» **Exercise input**:

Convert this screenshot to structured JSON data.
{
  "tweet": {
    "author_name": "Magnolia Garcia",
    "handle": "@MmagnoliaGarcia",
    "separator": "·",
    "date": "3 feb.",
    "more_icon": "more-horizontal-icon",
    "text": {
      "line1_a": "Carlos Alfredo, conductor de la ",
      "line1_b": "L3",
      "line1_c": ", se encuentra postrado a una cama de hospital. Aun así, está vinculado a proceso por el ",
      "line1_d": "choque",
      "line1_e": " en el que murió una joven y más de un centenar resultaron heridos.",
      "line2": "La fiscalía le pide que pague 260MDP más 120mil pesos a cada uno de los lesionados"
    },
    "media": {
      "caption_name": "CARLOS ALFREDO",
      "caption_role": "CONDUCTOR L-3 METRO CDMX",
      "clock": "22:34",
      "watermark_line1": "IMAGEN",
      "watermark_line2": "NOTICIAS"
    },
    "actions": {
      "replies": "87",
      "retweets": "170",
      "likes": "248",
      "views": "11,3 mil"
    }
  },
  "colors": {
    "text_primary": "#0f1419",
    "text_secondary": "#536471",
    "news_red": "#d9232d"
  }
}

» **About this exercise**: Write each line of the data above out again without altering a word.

» **Task result**:
Convert this screenshot to structured JSON data.
{
  "tweet": {
    "author_name": "Magnolia Garcia",
    "handle": "@MmagnoliaGarcia",
    "separator": "·",
    "date": "3 feb.",
    "more_icon": "more-horizontal-icon",
    "text": {
      "line1_a": "Carlos Alfredo, conductor de la ",
      "line1_b": "L3",
      "line1_c": ", se encuentra postrado a una cama de hospital. Aun así, está vinculado a proceso por el ",
      "line1_d": "choque",
      "line1_e": " en el que murió una joven y más de un centenar resultaron heridos.",
      "line2": "La fiscalía le pide que pague 260MDP más 120mil pesos a cada uno de los lesionados"
    },
    "media": {
      "caption_name": "CARLOS ALFREDO",
      "caption_role": "CONDUCTOR L-3 METRO CDMX",
      "clock": "22:34",
      "watermark_line1": "IMAGEN",
      "watermark_line2": "NOTICIAS"
    },
    "actions": {
      "replies": "87",
      "retweets": "170",
      "likes": "248",
      "views": "11,3 mil"
    }
  },
  "colors": {
    "text_primary": "#0f1419",
    "text_secondary": "#536471",
    "news_red": "#d9232d"
  }
}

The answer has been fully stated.